The Hong Kong market is well worth targeting on its own, never mind the allure of the mainland. The first thing a visitor notices is Hong Kongs fast-paced business climate. Because Hong Kong is among the most competitive markets in the world, U.S. companies need to make decisions quickly and respond to buyer inquiries immediately. According to Olivia Cheng, president of California-based World Medical Trade Organization (WMTO), “Business moves quickly, and you have to be ready to act fast in Hong Kong.” One of the best ways to sell products and services in Hong Kong is through agents and distributors, which minimizes initial investment in the market. Hong Kong has an extensive network of agents and distributors who are eager to buy and sell competitively priced, quality U.S. products.

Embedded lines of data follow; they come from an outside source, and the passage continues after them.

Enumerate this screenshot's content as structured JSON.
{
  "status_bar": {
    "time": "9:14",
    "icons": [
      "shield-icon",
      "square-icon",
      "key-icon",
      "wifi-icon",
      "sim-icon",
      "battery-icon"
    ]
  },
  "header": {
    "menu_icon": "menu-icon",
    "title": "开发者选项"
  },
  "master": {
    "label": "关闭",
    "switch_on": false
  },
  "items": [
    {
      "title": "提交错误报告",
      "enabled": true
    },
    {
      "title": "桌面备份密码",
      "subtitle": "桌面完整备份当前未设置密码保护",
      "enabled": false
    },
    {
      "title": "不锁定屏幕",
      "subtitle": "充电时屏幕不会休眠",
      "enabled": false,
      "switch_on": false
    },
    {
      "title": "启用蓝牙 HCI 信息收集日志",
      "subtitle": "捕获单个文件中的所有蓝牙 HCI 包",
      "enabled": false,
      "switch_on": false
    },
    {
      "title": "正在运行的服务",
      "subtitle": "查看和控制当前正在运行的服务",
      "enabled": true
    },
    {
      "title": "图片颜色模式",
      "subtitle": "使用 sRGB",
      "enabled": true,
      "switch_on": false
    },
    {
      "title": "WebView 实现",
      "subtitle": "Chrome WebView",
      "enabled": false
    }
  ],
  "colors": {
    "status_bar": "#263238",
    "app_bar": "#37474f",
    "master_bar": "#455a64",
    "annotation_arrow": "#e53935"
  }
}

For many American products and services, initial market penetration in Hong Kong does not require an investment of millions of dollars of company funds. Given that Hong Kong is a “free port” with virtually no duties or tariffs, and that it has a wide-ranging network of agents and distributors, a well-managed market penetration program with a moderate investment in market development is generally all that is required initially. Due to its open nature, however, Hong Kong is among the most competitive and price-sensitive markets in the world. Companies considering entering this market should be aware that the Hong Kong business climate is extremely fast-paced. Decisions are made quickly, and companies need to be able to respond to inquiries immediately or they risk losing the market to faster moving suppliers.
Hong Kongs sophisticated, urbanized and affluent population makes it a lucrative market for high quality beauty products. The use of skin care products is a daily routine for most women rather than an occasional luxury treatment and this will influence the way in which cosmetic products are marketed. Numerous American products and services can be found in Hong Kong, and throughout China. Many excellent agents and distributors for China are located in Hong Kong, although given Chinas size and diversity, it is usually necessary to work with different agents for different regions of China. Hong Kong companies are eager to talk to potential exporters and have a strong interest in representing quality, competitively priced U.S. products from companies committed to the market.
One of the best ways to sell